*Work instruction*
Each line below should be written out exactly, with none skipped.

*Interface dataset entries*
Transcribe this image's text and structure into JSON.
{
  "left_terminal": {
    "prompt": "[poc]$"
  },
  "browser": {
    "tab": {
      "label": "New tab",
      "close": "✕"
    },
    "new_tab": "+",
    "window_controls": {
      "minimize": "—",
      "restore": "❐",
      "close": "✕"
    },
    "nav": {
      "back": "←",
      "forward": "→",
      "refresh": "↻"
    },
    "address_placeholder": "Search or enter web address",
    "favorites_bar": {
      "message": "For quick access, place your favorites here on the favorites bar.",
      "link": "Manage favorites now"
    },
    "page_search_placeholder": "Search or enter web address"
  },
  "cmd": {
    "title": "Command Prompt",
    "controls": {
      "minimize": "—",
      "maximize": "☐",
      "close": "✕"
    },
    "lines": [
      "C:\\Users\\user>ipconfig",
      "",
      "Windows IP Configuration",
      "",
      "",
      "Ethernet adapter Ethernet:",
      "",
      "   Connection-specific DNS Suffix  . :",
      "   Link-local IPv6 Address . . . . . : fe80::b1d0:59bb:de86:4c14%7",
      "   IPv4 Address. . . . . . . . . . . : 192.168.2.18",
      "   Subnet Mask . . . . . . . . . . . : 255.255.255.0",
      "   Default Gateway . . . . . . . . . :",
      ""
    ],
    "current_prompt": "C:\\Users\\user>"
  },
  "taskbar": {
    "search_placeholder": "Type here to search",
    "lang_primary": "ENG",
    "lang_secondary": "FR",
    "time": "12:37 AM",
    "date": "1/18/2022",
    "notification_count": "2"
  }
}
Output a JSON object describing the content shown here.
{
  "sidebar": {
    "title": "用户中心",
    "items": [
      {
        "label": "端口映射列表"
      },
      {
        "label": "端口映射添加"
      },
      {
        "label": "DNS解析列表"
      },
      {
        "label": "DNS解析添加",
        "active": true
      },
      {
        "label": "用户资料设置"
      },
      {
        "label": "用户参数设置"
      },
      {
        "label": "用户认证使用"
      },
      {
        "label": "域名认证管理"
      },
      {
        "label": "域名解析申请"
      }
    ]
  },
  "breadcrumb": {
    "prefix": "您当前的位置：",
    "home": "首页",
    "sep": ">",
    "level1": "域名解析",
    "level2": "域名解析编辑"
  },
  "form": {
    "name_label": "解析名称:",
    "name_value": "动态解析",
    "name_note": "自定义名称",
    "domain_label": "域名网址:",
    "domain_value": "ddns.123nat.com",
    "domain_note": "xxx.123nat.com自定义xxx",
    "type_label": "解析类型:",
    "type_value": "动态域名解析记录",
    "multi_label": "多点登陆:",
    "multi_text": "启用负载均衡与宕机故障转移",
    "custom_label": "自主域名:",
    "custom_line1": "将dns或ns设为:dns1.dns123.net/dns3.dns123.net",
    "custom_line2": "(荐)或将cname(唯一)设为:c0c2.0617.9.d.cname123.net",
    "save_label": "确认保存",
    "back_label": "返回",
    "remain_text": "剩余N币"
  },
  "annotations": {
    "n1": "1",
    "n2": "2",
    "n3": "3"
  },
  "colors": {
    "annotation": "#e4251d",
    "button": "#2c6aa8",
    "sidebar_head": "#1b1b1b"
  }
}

*Answer to the exercise*
Transcribe this image's text and structure into JSON.
{
  "left_terminal": {
    "prompt": "[poc]$"
  },
  "browser": {
    "tab": {
      "label": "New tab",
      "close": "✕"
    },
    "new_tab": "+",
    "window_controls": {
      "minimize": "—",
      "restore": "❐",
      "close": "✕"
    },
    "nav": {
      "back": "←",
      "forward": "→",
      "refresh": "↻"
    },
    "address_placeholder": "Search or enter web address",
    "favorites_bar": {
      "message": "For quick access, place your favorites here on the favorites bar.",
      "link": "Manage favorites now"
    },
    "page_search_placeholder": "Search or enter web address"
  },
  "cmd": {
    "title": "Command Prompt",
    "controls": {
      "minimize": "—",
      "maximize": "☐",
      "close": "✕"
    },
    "lines": [
      "C:\\Users\\user>ipconfig",
      "",
      "Windows IP Configuration",
      "",
      "",
      "Ethernet adapter Ethernet:",
      "",
      "   Connection-specific DNS Suffix  . :",
      "   Link-local IPv6 Address . . . . . : fe80::b1d0:59bb:de86:4c14%7",
      "   IPv4 Address. . . . . . . . . . . : 192.168.2.18",
      "   Subnet Mask . . . . . . . . . . . : 255.255.255.0",
      "   Default Gateway . . . . . . . . . :",
      ""
    ],
    "current_prompt": "C:\\Users\\user>"
  },
  "taskbar": {
    "search_placeholder": "Type here to search",
    "lang_primary": "ENG",
    "lang_secondary": "FR",
    "time": "12:37 AM",
    "date": "1/18/2022",
    "notification_count": "2"
  }
}
Output a JSON object describing the content shown here.
{
  "sidebar": {
    "title": "用户中心",
    "items": [
      {
        "label": "端口映射列表"
      },
      {
        "label": "端口映射添加"
      },
      {
        "label": "DNS解析列表"
      },
      {
        "label": "DNS解析添加",
        "active": true
      },
      {
        "label": "用户资料设置"
      },
      {
        "label": "用户参数设置"
      },
      {
        "label": "用户认证使用"
      },
      {
        "label": "域名认证管理"
      },
      {
        "label": "域名解析申请"
      }
    ]
  },
  "breadcrumb": {
    "prefix": "您当前的位置：",
    "home": "首页",
    "sep": ">",
    "level1": "域名解析",
    "level2": "域名解析编辑"
  },
  "form": {
    "name_label": "解析名称:",
    "name_value": "动态解析",
    "name_note": "自定义名称",
    "domain_label": "域名网址:",
    "domain_value": "ddns.123nat.com",
    "domain_note": "xxx.123nat.com自定义xxx",
    "type_label": "解析类型:",
    "type_value": "动态域名解析记录",
    "multi_label": "多点登陆:",
    "multi_text": "启用负载均衡与宕机故障转移",
    "custom_label": "自主域名:",
    "custom_line1": "将dns或ns设为:dns1.dns123.net/dns3.dns123.net",
    "custom_line2": "(荐)或将cname(唯一)设为:c0c2.0617.9.d.cname123.net",
    "save_label": "确认保存",
    "back_label": "返回",
    "remain_text": "剩余N币"
  },
  "annotations": {
    "n1": "1",
    "n2": "2",
    "n3": "3"
  },
  "colors": {
    "annotation": "#e4251d",
    "button": "#2c6aa8",
    "sidebar_head": "#1b1b1b"
  }
}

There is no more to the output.